It was a pretty epic moment, dancing to the anthem, pyrotechnics showering the crowd in streamers, looking around at one of the most diverse crowds I’ve ever seen at a dance party all united in their love; their tragic, tragic love of a retro classic. Seriously, there were chinstrokers, promoters and journos from across the ‘serious’ realms of prog, house, tech and dnb…all there to get their guilty pleasure.
But soon enough it was time for another costume change. If I was starting to feel like I was at one of Whitney Houston’s recent concerts, that was confirmed when Charvoni returned to attempt Fantasy. Like Whitney, her voice commanded the stage when she could belt out the uptempo numbers, but she couldn’t carry the ballads. Then again, the song was never Charvoni’s – she joined the group in 1994, long after the group’s time in the charts was done. And that was it from Charvoni, with Davoli ending the set with the very curious choice of We Are Your Friends – damn, I must be pretty freaking old if Justice is old skool.
So I don’t think you could say Black Box’s star is shining as bright as ever, but their performance was gold in some parts, and fun (or funny) when it wasn’t. Whether it was Charvoni’s out of control costumes, looking next to you and seeing a 50-something motherly type dancing as hard as anyone at the front of the crowd, or watching Davoli fumble his way through lyrics he had to read from a print-out, it was a night of kitsch hilarity.

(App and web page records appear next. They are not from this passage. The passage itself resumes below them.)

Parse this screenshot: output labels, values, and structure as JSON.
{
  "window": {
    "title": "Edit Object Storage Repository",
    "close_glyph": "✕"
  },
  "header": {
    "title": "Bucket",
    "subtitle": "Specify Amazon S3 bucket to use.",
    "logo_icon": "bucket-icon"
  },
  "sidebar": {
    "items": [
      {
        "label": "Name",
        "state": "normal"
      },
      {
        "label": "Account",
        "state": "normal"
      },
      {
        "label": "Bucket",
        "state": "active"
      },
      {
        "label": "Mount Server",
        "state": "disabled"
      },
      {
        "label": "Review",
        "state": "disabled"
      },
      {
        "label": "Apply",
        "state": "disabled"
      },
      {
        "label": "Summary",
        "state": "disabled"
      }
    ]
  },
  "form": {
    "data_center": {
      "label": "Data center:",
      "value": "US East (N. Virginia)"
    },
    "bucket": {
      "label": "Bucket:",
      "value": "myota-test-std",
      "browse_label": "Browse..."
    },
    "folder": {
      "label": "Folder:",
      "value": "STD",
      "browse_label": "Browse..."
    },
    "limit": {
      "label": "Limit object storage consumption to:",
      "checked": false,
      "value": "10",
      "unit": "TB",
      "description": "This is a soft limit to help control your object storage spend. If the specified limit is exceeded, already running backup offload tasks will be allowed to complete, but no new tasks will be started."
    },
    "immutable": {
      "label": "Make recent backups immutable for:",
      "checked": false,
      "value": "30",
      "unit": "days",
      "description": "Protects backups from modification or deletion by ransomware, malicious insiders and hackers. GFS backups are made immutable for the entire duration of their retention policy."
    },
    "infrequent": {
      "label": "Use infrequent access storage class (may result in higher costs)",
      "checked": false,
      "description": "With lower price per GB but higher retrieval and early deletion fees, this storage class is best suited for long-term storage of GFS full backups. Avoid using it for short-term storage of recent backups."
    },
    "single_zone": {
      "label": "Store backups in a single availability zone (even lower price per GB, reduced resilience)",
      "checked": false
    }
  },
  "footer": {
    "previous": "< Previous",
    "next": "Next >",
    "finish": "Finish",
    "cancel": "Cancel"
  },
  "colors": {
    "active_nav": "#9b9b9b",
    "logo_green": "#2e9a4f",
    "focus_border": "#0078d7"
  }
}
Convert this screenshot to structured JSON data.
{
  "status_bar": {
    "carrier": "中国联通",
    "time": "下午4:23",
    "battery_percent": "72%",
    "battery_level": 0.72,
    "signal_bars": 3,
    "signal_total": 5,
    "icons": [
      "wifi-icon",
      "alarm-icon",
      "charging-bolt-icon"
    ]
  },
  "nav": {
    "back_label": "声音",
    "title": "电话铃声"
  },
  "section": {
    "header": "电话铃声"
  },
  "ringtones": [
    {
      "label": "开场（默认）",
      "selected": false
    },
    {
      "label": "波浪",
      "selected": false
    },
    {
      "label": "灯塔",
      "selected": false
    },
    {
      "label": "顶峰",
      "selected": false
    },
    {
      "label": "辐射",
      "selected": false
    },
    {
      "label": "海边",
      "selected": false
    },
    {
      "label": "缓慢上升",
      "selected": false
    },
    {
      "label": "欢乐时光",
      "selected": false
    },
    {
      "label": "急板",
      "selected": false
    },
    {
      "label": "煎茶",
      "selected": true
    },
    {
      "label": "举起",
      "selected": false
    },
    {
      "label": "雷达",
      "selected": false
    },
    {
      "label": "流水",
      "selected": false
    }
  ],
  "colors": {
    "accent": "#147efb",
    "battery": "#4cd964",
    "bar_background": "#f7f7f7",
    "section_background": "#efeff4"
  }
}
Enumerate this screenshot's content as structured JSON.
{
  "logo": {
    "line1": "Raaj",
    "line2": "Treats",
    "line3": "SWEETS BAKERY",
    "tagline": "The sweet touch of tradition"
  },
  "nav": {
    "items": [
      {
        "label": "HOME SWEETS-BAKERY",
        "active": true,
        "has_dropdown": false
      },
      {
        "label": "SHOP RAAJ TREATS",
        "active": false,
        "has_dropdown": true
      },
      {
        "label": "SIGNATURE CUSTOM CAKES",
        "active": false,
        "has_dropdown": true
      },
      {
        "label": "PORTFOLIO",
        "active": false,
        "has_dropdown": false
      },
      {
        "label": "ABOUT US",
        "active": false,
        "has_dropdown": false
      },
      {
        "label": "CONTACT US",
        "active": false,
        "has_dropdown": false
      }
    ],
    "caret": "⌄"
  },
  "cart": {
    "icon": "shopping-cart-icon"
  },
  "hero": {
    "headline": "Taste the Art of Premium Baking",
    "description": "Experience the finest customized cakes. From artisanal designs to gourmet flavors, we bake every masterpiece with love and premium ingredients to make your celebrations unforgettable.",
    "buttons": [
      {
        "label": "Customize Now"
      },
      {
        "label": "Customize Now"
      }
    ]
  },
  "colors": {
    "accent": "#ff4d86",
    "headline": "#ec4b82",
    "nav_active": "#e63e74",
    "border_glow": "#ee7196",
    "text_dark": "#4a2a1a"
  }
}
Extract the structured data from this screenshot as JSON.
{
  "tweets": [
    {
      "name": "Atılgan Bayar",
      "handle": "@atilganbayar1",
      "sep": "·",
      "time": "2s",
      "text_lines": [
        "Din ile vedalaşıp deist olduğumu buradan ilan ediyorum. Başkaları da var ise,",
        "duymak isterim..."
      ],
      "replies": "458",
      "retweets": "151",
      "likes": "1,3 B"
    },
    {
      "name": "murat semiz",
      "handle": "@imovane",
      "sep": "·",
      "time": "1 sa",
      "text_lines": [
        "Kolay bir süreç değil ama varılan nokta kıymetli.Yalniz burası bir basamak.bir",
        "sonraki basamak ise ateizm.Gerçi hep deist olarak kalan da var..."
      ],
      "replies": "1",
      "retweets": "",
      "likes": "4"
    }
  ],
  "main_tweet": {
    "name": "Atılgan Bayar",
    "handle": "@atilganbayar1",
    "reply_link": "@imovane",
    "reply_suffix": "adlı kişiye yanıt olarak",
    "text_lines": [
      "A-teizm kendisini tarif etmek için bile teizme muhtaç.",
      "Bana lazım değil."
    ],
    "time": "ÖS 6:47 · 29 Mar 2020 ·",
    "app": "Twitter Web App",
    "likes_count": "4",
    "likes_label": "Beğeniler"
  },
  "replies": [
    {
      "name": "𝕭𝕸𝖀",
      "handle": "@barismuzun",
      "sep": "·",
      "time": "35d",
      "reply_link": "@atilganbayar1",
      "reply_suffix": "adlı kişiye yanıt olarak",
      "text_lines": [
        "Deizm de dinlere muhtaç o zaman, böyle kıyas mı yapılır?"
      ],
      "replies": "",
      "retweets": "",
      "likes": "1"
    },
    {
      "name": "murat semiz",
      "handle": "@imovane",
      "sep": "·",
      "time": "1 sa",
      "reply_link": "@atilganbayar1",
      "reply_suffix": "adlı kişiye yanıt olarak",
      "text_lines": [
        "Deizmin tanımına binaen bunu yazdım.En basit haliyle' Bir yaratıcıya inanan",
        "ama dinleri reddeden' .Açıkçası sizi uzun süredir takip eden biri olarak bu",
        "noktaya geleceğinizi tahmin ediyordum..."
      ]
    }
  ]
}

Was the night a success? I’m not sure. I know I had fun. But it was a strange proposition, mashing the regulars from a reasonably enduring old-skool night with a decidedly non-raver crowd, and seeing how they settled after being asked to part with $65. That’s been the thing about this retro revival – ticket prices adjusted for inflation and ageing artist ego. They haven’t all been money-spinners – Guru Josh was meant to be appear at a festival where tickets started at $130, but it’s been ‘postponed’.
I was really looking forward to seeing what the likes of Alex Taylor and Dave Kirkpatrick would come up with at this party, but they were cut along with the bulk of the line-up and an entire room without warning or a refund/drop in ticket price. Instead, Black Box were sandwiched between Paul Holden and Southend banging it out ‘ard at a much higher pitch. I enjoyed a bit of Southend – but most of the crowd exited pretty quickly.
Anthem organiser Tom E was up next and played a blistering set of cheesy anthems. My god, it is so tragic yet FUCKING AWESOME to jump about to weapons like Motiv8 – Rockin’ For Myself, Culture Beat – Mr Vain and Real McCoy – Another Night. Tom E stitched the tunes together well and got what was left of the party jumping – definitely the set of the evening.
I have had many a fun night at the hands of Craig Obey, so I wasn’t expecting poor mixing, setting the bass to ‘distorted’, or playing the intro to Rhythm Is A Dancer and abruptly sliding into the next track before that classic had properly begun. There were some big moments with The KLF et al getting an airing, but the floor was emptying, and bars were shut before Anthem’s other frontman DJ Aladdin had stepped up to the decks.
In the end, it was an up-and-down night, but that is not the lasting memory – what I remember about the night is the big fun, big laughs and some even bigger dancefloor moments. Thanks, Anthem, for getting me jumping around without a care in the world in a way I haven’t done since I was a school-kid in 1990.